Items from an interface collection:
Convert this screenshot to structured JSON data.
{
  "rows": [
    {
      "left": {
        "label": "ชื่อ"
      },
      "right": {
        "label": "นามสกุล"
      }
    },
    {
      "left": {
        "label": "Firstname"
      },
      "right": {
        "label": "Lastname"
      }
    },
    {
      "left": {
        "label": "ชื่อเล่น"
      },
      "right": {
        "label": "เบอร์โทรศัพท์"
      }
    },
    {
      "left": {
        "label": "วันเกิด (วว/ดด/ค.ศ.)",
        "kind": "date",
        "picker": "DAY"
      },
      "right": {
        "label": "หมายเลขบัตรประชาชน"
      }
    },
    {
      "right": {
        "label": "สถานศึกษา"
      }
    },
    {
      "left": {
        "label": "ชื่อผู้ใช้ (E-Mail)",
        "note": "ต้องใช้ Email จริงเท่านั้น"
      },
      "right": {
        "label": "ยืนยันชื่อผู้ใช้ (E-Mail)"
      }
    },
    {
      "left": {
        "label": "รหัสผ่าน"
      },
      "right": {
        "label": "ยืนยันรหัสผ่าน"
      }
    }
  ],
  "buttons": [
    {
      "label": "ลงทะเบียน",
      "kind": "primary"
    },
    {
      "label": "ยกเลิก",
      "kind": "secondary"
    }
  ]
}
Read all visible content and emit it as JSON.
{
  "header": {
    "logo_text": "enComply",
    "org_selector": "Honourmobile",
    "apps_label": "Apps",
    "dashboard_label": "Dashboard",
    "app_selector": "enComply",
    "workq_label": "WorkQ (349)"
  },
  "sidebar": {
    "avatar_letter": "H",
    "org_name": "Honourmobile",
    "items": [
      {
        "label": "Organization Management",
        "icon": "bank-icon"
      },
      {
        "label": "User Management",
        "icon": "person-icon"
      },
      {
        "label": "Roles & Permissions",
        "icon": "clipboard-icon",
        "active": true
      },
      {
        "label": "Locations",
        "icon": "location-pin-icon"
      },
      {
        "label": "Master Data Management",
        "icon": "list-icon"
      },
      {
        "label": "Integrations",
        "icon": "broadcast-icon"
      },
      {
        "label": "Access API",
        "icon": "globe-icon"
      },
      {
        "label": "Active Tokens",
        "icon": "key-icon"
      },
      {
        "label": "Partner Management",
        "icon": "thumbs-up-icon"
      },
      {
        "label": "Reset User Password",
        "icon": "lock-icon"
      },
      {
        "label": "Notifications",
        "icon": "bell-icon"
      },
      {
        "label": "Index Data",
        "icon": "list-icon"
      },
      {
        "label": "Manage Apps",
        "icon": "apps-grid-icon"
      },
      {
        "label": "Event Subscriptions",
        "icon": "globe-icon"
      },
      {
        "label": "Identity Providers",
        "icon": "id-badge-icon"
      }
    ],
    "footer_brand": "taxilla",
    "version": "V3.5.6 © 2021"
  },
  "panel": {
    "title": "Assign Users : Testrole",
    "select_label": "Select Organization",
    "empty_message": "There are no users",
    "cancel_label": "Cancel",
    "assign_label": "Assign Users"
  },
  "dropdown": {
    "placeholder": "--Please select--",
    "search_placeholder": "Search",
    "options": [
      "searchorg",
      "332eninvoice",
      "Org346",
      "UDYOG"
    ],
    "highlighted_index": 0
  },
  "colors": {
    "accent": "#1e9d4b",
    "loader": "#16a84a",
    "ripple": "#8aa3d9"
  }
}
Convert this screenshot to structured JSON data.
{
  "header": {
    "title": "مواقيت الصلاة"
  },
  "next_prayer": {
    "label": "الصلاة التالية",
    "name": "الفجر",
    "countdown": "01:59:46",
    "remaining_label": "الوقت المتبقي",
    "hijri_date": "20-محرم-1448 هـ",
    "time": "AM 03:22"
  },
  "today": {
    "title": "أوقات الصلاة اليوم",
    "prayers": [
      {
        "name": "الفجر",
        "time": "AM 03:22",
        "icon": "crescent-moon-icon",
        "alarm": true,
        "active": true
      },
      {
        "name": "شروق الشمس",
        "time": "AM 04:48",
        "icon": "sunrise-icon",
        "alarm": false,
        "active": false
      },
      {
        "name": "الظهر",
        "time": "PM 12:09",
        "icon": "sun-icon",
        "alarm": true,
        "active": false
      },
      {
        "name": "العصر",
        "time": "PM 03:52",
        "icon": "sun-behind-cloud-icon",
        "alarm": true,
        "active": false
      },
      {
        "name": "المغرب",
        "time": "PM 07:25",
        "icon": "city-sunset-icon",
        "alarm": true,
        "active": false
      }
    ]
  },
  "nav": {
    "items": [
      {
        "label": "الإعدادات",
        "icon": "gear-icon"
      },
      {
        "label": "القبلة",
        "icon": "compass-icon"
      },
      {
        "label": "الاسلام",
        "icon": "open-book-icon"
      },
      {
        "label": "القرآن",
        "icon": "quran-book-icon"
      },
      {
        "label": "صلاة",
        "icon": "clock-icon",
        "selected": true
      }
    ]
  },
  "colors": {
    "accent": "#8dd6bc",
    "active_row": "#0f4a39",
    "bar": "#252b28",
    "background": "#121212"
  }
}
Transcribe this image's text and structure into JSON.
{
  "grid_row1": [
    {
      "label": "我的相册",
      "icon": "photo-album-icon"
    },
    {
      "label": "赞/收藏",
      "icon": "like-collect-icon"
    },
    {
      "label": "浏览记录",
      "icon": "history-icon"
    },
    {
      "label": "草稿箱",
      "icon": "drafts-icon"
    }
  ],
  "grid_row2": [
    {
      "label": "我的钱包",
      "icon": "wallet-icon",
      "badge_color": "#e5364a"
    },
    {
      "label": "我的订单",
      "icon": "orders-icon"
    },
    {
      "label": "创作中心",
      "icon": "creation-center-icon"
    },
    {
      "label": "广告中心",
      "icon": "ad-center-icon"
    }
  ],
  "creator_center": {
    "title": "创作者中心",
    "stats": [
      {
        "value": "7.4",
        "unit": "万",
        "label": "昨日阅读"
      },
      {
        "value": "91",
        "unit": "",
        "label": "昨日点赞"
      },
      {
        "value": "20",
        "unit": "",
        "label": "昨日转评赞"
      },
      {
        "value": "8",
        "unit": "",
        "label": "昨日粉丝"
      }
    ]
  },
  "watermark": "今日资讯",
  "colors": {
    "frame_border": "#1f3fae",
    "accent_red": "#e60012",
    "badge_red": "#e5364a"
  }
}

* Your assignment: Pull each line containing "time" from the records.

* Written answer:
    "time": "AM 03:22"
        "time": "AM 03:22",
        "time": "AM 04:48",
        "time": "PM 12:09",
        "time": "PM 03:52",
        "time": "PM 07:25",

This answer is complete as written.